Eric Charbonneau/Le Studio


And there is no end in sight. Cornelius recently found a 640-page book entitled A Treatise on Some of the Insects Injurious to Vegetation that was given to Lincoln in 1862 by Charles L. Flint, who had edited and updated the work to its third edition. Lincoln had, according to his former law partner William Herndon, at least a passing interest in botany.

“There is some possibility that Lincoln looked at it,” Cornelius says. “Is it more important to read about Shakespeare or insects injurious to plants while your generals are sitting in winter camp, refusing to move?”

Scholars may never know whether Lincoln found time to read about plants while the Civil War raged, but the hunt for treasures at the museum endures.

“It’s very exciting,” Cornelius says. “Almost every day, we find something.
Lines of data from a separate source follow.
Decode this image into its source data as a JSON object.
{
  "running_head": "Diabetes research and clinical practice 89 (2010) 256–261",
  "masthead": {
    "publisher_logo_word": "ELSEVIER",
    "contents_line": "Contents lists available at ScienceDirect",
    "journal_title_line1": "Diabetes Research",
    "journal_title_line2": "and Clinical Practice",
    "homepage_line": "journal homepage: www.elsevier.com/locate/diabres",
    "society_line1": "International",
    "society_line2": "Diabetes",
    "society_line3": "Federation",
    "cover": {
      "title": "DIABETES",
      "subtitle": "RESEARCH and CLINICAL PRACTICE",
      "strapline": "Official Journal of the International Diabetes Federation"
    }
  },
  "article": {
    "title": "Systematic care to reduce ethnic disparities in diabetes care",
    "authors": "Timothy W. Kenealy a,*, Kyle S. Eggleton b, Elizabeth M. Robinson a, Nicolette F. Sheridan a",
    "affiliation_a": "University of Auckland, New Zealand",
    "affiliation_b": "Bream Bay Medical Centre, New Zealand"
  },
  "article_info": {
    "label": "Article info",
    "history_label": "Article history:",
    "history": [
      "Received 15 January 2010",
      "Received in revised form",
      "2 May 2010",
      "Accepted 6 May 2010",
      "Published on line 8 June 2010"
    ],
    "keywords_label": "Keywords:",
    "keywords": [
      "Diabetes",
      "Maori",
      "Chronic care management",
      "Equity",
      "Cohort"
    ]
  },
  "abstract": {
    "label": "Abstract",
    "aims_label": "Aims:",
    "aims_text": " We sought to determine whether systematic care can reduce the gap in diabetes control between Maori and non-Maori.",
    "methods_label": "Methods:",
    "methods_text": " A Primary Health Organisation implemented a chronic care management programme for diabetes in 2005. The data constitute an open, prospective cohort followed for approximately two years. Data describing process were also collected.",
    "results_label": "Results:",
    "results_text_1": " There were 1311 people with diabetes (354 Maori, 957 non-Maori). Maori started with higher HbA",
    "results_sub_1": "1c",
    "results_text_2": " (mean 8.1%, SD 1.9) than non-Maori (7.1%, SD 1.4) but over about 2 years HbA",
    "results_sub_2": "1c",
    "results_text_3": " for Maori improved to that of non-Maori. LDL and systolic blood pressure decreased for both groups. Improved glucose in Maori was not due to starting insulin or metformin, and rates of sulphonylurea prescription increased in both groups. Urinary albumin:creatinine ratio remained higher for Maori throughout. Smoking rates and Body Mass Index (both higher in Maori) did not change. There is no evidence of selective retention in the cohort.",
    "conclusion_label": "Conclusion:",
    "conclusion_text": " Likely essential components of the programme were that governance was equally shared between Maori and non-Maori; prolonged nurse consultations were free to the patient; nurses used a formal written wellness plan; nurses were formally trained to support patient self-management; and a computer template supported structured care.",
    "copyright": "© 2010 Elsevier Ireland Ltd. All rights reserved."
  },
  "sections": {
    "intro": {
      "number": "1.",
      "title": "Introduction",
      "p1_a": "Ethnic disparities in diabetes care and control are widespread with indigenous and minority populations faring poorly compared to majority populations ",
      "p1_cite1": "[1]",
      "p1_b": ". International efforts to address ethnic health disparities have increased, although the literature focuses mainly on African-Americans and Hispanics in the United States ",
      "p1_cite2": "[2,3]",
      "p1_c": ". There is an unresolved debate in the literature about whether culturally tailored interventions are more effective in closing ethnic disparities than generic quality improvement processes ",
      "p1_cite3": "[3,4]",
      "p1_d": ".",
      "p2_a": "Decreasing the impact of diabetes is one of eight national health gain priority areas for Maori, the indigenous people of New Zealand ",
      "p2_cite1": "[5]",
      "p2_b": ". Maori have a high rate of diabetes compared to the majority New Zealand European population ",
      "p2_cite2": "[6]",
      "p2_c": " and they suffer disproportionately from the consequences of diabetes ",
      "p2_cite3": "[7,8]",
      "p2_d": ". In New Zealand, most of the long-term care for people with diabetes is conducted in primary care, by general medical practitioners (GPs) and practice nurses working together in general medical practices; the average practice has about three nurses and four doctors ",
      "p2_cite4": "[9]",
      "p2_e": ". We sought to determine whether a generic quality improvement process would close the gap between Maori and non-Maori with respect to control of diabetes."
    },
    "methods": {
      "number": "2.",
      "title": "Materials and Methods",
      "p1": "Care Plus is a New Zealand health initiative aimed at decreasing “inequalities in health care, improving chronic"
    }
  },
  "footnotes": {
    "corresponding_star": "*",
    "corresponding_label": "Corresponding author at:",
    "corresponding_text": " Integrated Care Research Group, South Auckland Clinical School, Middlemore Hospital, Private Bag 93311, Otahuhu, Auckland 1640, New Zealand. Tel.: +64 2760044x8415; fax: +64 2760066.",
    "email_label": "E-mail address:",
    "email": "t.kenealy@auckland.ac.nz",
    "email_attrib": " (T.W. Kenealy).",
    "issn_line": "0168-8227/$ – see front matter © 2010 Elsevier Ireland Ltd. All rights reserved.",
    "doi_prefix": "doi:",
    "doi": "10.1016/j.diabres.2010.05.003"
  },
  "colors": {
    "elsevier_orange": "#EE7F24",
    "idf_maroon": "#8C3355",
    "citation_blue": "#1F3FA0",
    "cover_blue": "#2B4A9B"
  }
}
We’re constantly learning new things, 150 years after he died.”


Bruce Rushton lives in Springfield and spends more time than he should gazing at statues of Abraham Lincoln, of which there are plenty within easy walking distance.